* [What this task involves]: Repeat the listing exactly. Any picture in it should be left out of the copy.

.....

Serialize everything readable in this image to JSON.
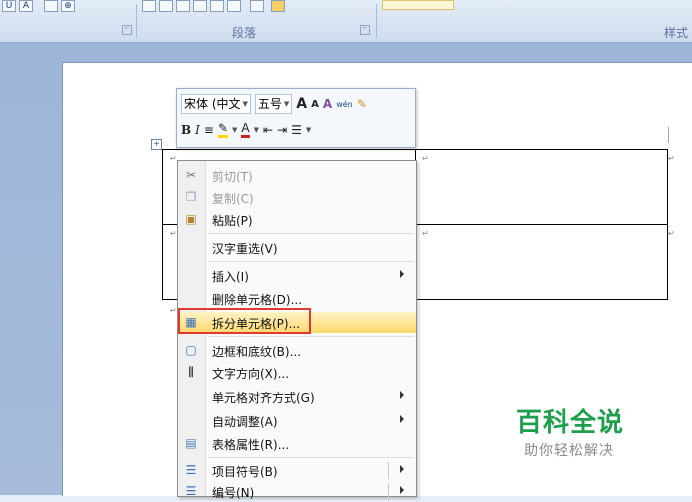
{
  "ribbon": {
    "paragraph_group_label": "段落",
    "styles_group_label": "样式",
    "dialog_launcher": "⌐",
    "toolbar_glyphs": [
      "U",
      "A",
      "⊕"
    ]
  },
  "mini_toolbar": {
    "font_name": "宋体 (中文",
    "font_size": "五号",
    "grow_font": "A",
    "shrink_font": "A",
    "phonetic": "wén",
    "bold": "B",
    "italic": "I",
    "center": "≡",
    "indent": "⇤",
    "outdent": "⇥",
    "bullets": "☰"
  },
  "context_menu": {
    "items": [
      {
        "label": "剪切(T)",
        "disabled": true
      },
      {
        "label": "复制(C)",
        "disabled": true
      },
      {
        "label": "粘贴(P)",
        "disabled": false
      },
      {
        "label": "汉字重选(V)",
        "disabled": false
      },
      {
        "label": "插入(I)",
        "disabled": false,
        "submenu": true
      },
      {
        "label": "删除单元格(D)...",
        "disabled": false
      },
      {
        "label": "拆分单元格(P)...",
        "disabled": false,
        "highlighted": true
      },
      {
        "label": "边框和底纹(B)...",
        "disabled": false
      },
      {
        "label": "文字方向(X)...",
        "disabled": false
      },
      {
        "label": "单元格对齐方式(G)",
        "disabled": false,
        "submenu": true
      },
      {
        "label": "自动调整(A)",
        "disabled": false,
        "submenu": true
      },
      {
        "label": "表格属性(R)...",
        "disabled": false
      },
      {
        "label": "项目符号(B)",
        "disabled": false,
        "submenu": true
      },
      {
        "label": "编号(N)",
        "disabled": false,
        "submenu": true
      }
    ]
  },
  "document": {
    "paragraph_mark": "↵",
    "table_move_handle": "+"
  },
  "watermark": {
    "title": "百科全说",
    "subtitle": "助你轻松解决"
  },
  "colors": {
    "highlight_outline": "#e03a2f",
    "watermark_green": "#1f9e4e",
    "menu_highlight": "#ffd86e"
  }
}
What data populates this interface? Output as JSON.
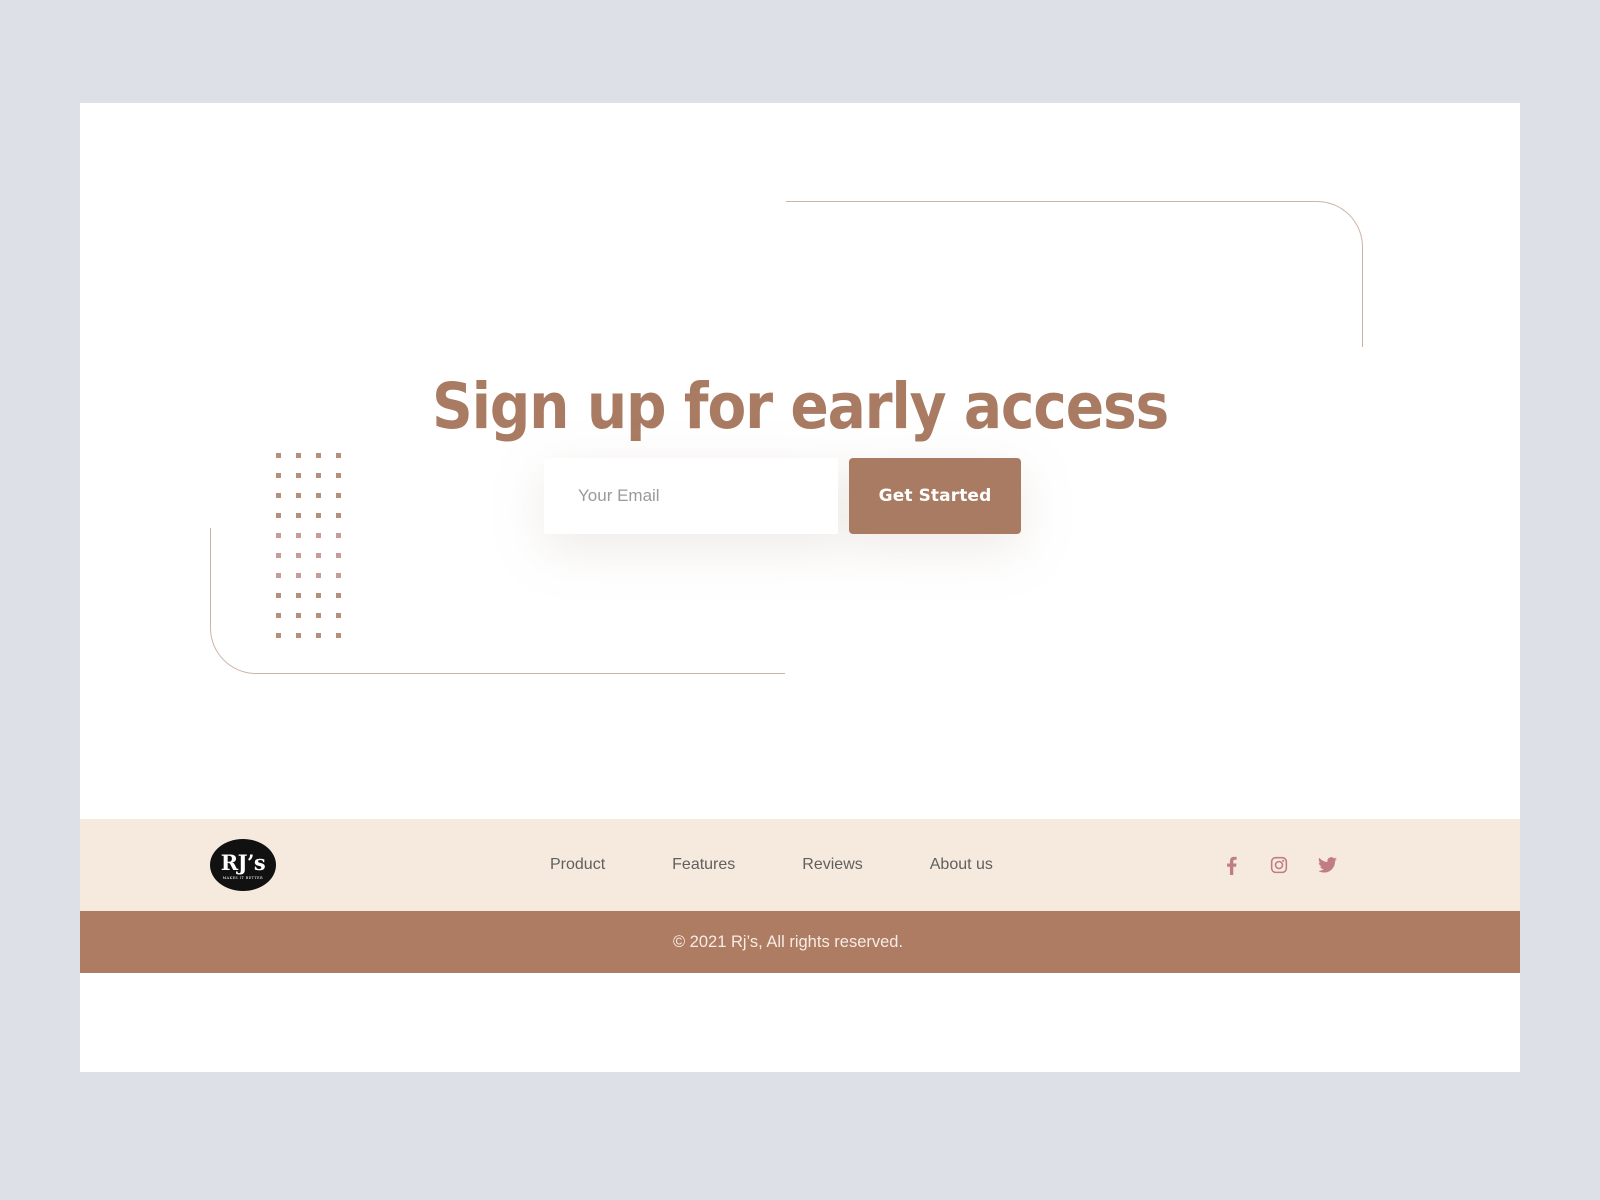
{
  "theme": {
    "page_background": "#dee0e8",
    "card_background": "#ffffff",
    "accent_brown": "#a97b63",
    "footer_cream": "#f6eade",
    "footer_bar_brown": "#ae7c62",
    "social_rose": "#c07d84",
    "deco_line": "#cdb4a6"
  },
  "hero": {
    "heading": "Sign up for early access"
  },
  "signup": {
    "email_placeholder": "Your Email",
    "email_value": "",
    "submit_label": "Get Started"
  },
  "decor": {
    "dot_grid": {
      "columns": 4,
      "rows": 10
    }
  },
  "footer": {
    "logo": {
      "mark": "RJ’s",
      "tagline": "MAKES IT BETTER"
    },
    "nav": [
      {
        "label": "Product"
      },
      {
        "label": "Features"
      },
      {
        "label": "Reviews"
      },
      {
        "label": "About us"
      }
    ],
    "social": [
      {
        "name": "facebook",
        "icon": "facebook-icon"
      },
      {
        "name": "instagram",
        "icon": "instagram-icon"
      },
      {
        "name": "twitter",
        "icon": "twitter-icon"
      }
    ],
    "copyright": "© 2021 Rj’s, All rights reserved."
  }
}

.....

* [Answer to the problem]:
Serialize everything readable in this image to JSON.
{
  "ribbon": {
    "paragraph_group_label": "段落",
    "styles_group_label": "样式",
    "dialog_launcher": "⌐",
    "toolbar_glyphs": [
      "U",
      "A",
      "⊕"
    ]
  },
  "mini_toolbar": {
    "font_name": "宋体 (中文",
    "font_size": "五号",
    "grow_font": "A",
    "shrink_font": "A",
    "phonetic": "wén",
    "bold": "B",
    "italic": "I",
    "center": "≡",
    "indent": "⇤",
    "outdent": "⇥",
    "bullets": "☰"
  },
  "context_menu": {
    "items": [
      {
        "label": "剪切(T)",
        "disabled": true
      },
      {
        "label": "复制(C)",
        "disabled": true
      },
      {
        "label": "粘贴(P)",
        "disabled": false
      },
      {
        "label": "汉字重选(V)",
        "disabled": false
      },
      {
        "label": "插入(I)",
        "disabled": false,
        "submenu": true
      },
      {
        "label": "删除单元格(D)...",
        "disabled": false
      },
      {
        "label": "拆分单元格(P)...",
        "disabled": false,
        "highlighted": true
      },
      {
        "label": "边框和底纹(B)...",
        "disabled": false
      },
      {
        "label": "文字方向(X)...",
        "disabled": false
      },
      {
        "label": "单元格对齐方式(G)",
        "disabled": false,
        "submenu": true
      },
      {
        "label": "自动调整(A)",
        "disabled": false,
        "submenu": true
      },
      {
        "label": "表格属性(R)...",
        "disabled": false
      },
      {
        "label": "项目符号(B)",
        "disabled": false,
        "submenu": true
      },
      {
        "label": "编号(N)",
        "disabled": false,
        "submenu": true
      }
    ]
  },
  "document": {
    "paragraph_mark": "↵",
    "table_move_handle": "+"
  },
  "watermark": {
    "title": "百科全说",
    "subtitle": "助你轻松解决"
  },
  "colors": {
    "highlight_outline": "#e03a2f",
    "watermark_green": "#1f9e4e",
    "menu_highlight": "#ffd86e"
  }
}
What data populates this interface? Output as JSON.
{
  "theme": {
    "page_background": "#dee0e8",
    "card_background": "#ffffff",
    "accent_brown": "#a97b63",
    "footer_cream": "#f6eade",
    "footer_bar_brown": "#ae7c62",
    "social_rose": "#c07d84",
    "deco_line": "#cdb4a6"
  },
  "hero": {
    "heading": "Sign up for early access"
  },
  "signup": {
    "email_placeholder": "Your Email",
    "email_value": "",
    "submit_label": "Get Started"
  },
  "decor": {
    "dot_grid": {
      "columns": 4,
      "rows": 10
    }
  },
  "footer": {
    "logo": {
      "mark": "RJ’s",
      "tagline": "MAKES IT BETTER"
    },
    "nav": [
      {
        "label": "Product"
      },
      {
        "label": "Features"
      },
      {
        "label": "Reviews"
      },
      {
        "label": "About us"
      }
    ],
    "social": [
      {
        "name": "facebook",
        "icon": "facebook-icon"
      },
      {
        "name": "instagram",
        "icon": "instagram-icon"
      },
      {
        "name": "twitter",
        "icon": "twitter-icon"
      }
    ],
    "copyright": "© 2021 Rj’s, All rights reserved."
  }
}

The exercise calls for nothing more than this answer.